Install corrected packages, enter:
# apt-get upgrade

Cacti is an open source, web-based graphing tool designed as a frontend to RRDtool's data storage and graphing functionality. Cacti allows a user to poll services at predetermined intervals and graph the resulting data. It is generally used to graph time-series data like CPU load and bandwidth use. A common usage is to query network switch or router interfaces via SNMP to monitor network traffic.

It was discovered that Cacti, a systems and services monitoring frontend, performed insufficient input sanitising, leading to cross site scripting and SQL injection being possible.

Since the previous security update, the cacti package could no longer be rebuilt from the source package. This update corrects that problem. Note that this problem does not affect regular use of the provided binary packages (.deb).

=> Package : cacti
=> Vulnerability : insufficient input sanitising
=> Problem type : remote
=> Debian-specific: no
=> CVE Id(s) : CVE-2008-0783 CVE-2008-0785

How do I fix Cacti packages fix regression issues?

Simply type the following two commands as root user:
# apt-get update
# apt-get upgrade

An updated autofs package that fixes a bug is now available. The autofs utility controls the operation of the automount daemon, which automatically mounts, and then unmounts file systems after a period of inactivity. File systems can include network file systems, CD-ROMs, diskettes, and other media.

How do I update my autofs package?

Simply type the following command:
# yum update

A security issue affects the following Ubuntu releases:

=> Ubuntu 6.06 LTS
=> Ubuntu 7.04
=> Ubuntu 7.10
=> Ubuntu 8.04 LTS

This advisory also applies to the corresponding versions of Kubuntu, Edubuntu, and Xubuntu.

Samba developers discovered that nmbd could be made to overrun a buffer during the processing of GETDC logon server requests.

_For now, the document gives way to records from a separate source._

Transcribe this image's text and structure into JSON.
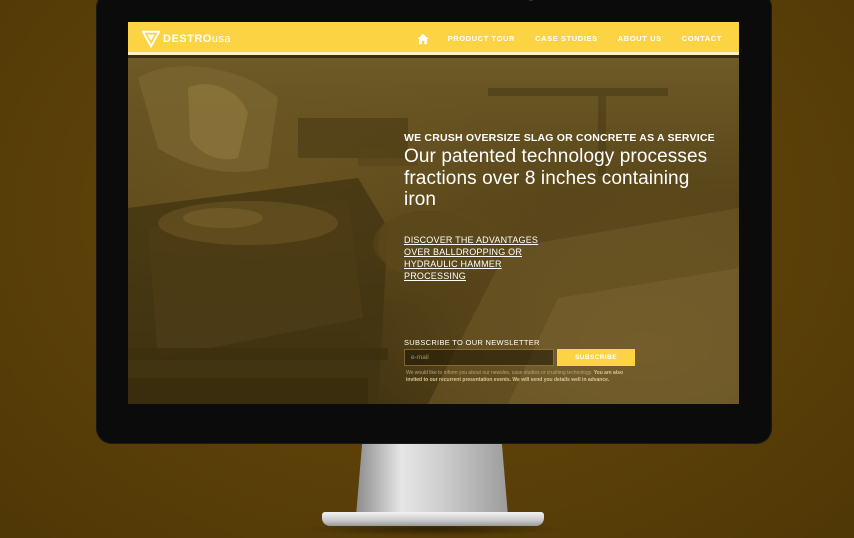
{
  "brand": {
    "logo_main": "DESTRO",
    "logo_accent": "USA"
  },
  "nav": {
    "home_icon": "home-icon",
    "items": [
      {
        "label": "PRODUCT TOUR"
      },
      {
        "label": "CASE STUDIES"
      },
      {
        "label": "ABOUT US"
      },
      {
        "label": "CONTACT"
      }
    ]
  },
  "hero": {
    "eyebrow": "WE CRUSH OVERSIZE SLAG OR CONCRETE AS A SERVICE",
    "headline": "Our patented technology processes fractions over 8 inches containing iron",
    "discover_link": "DISCOVER THE ADVANTAGES OVER BALLDROPPING OR HYDRAULIC HAMMER PROCESSING"
  },
  "newsletter": {
    "label": "SUBSCRIBE TO OUR NEWSLETTER",
    "input_placeholder": "e-mail",
    "button_label": "SUBSCRIBE",
    "note_regular": "We would like to inform you about our newsles, case studies or crushing technology.",
    "note_strong": "You are also invited to our recurrent presentation events. We will send you details well in advance."
  },
  "colors": {
    "accent": "#fcd342",
    "background": "#5a3f08",
    "bezel": "#0b0b0c"
  }
}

When samba is configured as a Primary or Backup Domain Controller,
a remote attacker could send malicious logon requests and possibly cause a denial of service. (CVE-2007-4572)

Alin Rad Pop of Secunia Research discovered that Samba did not properly perform bounds checking when parsing SMB replies. A remote attacker could send crafted SMB packets and execute arbitrary code. (CVE-2008-1105)

How do I fix this issue?

Login as root and type the following two commands:
$ sudo apt-get update
$ sudo apt-get upgrade

News Roundup

=> KDE 4 Review : Ars Technica reviews KDE 4.0 - KDE 4.0 was officially released last week after extensive development. The long-awaited 4.0 release ushers in a new era for the popular open-source desktop environment and adds many intriguing new features and technologies. Unfortunately, the release comes with almost as many new bugs as it does features, and there is much work to be done before it sparkles like the 3.5.x series.

=> Humor : Intelligent atheist white man seeks sweetie // Help me keep the shell people alive

=> Every aspect of computer users' lives — from their heartbeat to a guilty smile -- could be monitored and immediately analysed under the futuristic system detailed in Microsoft’s patent application.

=> Asus Launches Windows Version of its Eee PC - Hackers no longer have to resort to their own devices to get Windows on Asus's Eee PC.

=> Crispin Cowan, the Linux security expert behind StackGard, the Immunix Linux distro and AppArmor, has joined the Windows security team.

Security-Enhanced Linux (SELinux) is a Linux mandatory access controls, through the use of Linux Security Modules (LSM) in the Linux kernel. SELinux is enabled by default in RHEL 5 / CentOS 5 / Fedora etc. But many admin disabled it due to troubles and hard configuration options. So if you are afraid of SELinux, try new GUI tools to customizing your system’s protection by creating new policy modules is easier than ever. In this article, Dan Walsh gently walks you through the policy module creation process:

A lot of people think that building a new SELinux policy is magic, but magic tricks never seem quite as difficult once you know how they're done. This article explains how I build a policy module and gives you the step-by-step process for using the tools to build your own.

=> A step-by-step guide to building a new SELinux policy module